A handful of lawmakers did seize on a fresh opportunity to push for an urgent end to the filibuster. Sen. Kirsten Gillibrand (D-NY), for example, tweeted on Thursday that “we can’t let the filibuster stand in our way” of countering state-level abortion bans.
And Sen. Ed Markey (D-MA) said the decision amounted to an “urgent call to action” for his colleagues to jettison the filibuster to pass something else: his legislation to expand the number of seats on the Supreme Court, in order to forestall a potential full repeal of Roe v. Wade by a conservative majority on the high court.
“The choice before us today is do we keep the filibuster or do we protect abortion rights?” Markey tweeted. “Do we allow the stolen Republican SCOTUS majority to remain forever or do we protect abortion rights?”
But there are a few problems that might prevent Democratic lawmakers from ending the filibuster, or increasing the size of the Supreme Court.
For one, it’s not apparent that 50 Senate Democrats support the Women’s Health Protection Act, the bill slated for a House vote later this month. Manchin has not said he would support it, and neither has Sen. Bob Casey (D-PA), who has in the past identified as a “pro-life Democrat.” And while a growing number of Senate Democrats support expanding the size of the high court, it’s hardly a critical mass.
In that light, getting 50 Democratic votes to end the filibuster in the name of abortion rights, much less expanding the court, would be a near-impossible scenario.
Beyond that, abortion is the perhaps one area where Democrats have historically found some utility in the filibuster.
If it were not for the 60-vote threshold, past GOP majorities might have effectively overturned Roe long before the Supreme Court did. Some Democrats worry that nuking the filibuster to pass abortion rights legislation would mean that Republicans would simply overturn it immediately upon returning to the majority.
Among major reproductive rights organizations, there’s a reluctance to embrace the kind of full-throated anti-filibuster position that many Democratic lawmakers have.
In a statement to The Daily Beast, a spokesperson for the pro-choice group NARAL said “reproductive freedom is under attack in unprecedented ways and it’s time for courageous action to restore democracy.”
When asked if that action included changing the filibuster, the NARAL spokesperson said that, “We think all options are on the table.”
Progressive organizers consider these groups’ sentiments to be influential in how elected Democrats talk about the filibuster and abortion rights. Smith, for one, said, “for a long time, I was concerned about getting rid of the filibuster because of that question, what could happen to reproductive rights.”
But Smith—who only came out in favor of ending the filibuster this April—said the Senate has a duty to protect those rights. And she also argued that any Republican repeal of Democrat-passed abortion laws would not come without political consequences.
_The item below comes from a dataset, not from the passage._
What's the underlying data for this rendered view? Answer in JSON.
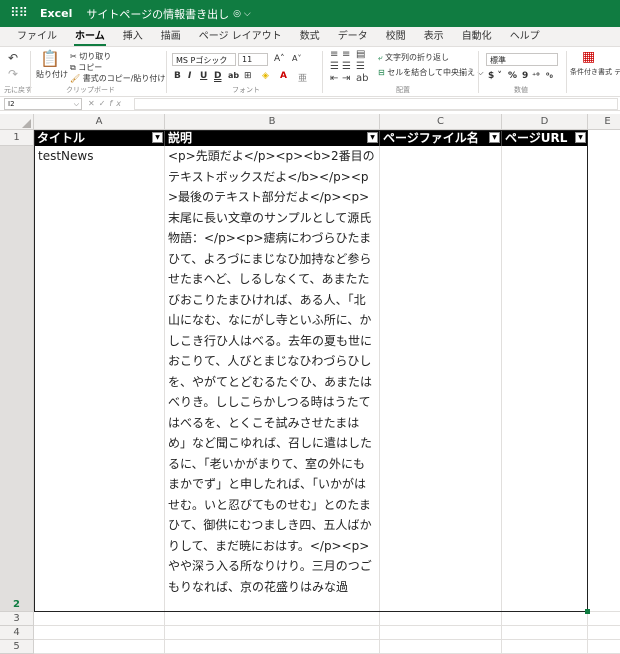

“Politicians can be protected by not being able to do things they say they want to do,” Smith said.
More than anything, however, many progressives feel that if they do nothing, similar rulings and state-level bills will proceed anyway. The threat of GOP reprisals if they muscle through abortion rights legislation on partisan lines, to them, seems less scary than the alternative. Already, other states—such as Florida—are contemplating copycat bills to Texas’, sensing a green light from the Supreme Court.
While court-packing proponents like Jones remain in the minority, they stress that a six-member GOP majority could strike down any federal Democratic abortion legislation, which would inevitably be subjected to legal challenges.
Zupnick, of Fix Our Senate, said it’s a “legitimate point” to be concerned about what GOP majorities in Congress might pass on abortion if the filibuster ends, but at this point, the costs of inaction for Democrats are too high.
“What we saw with the Supreme Court ruling is that Roe is essentially unprotected right now,” he said. “The choice is to do absolutely nothing and let the court and states erode reproductive rights, or do something.”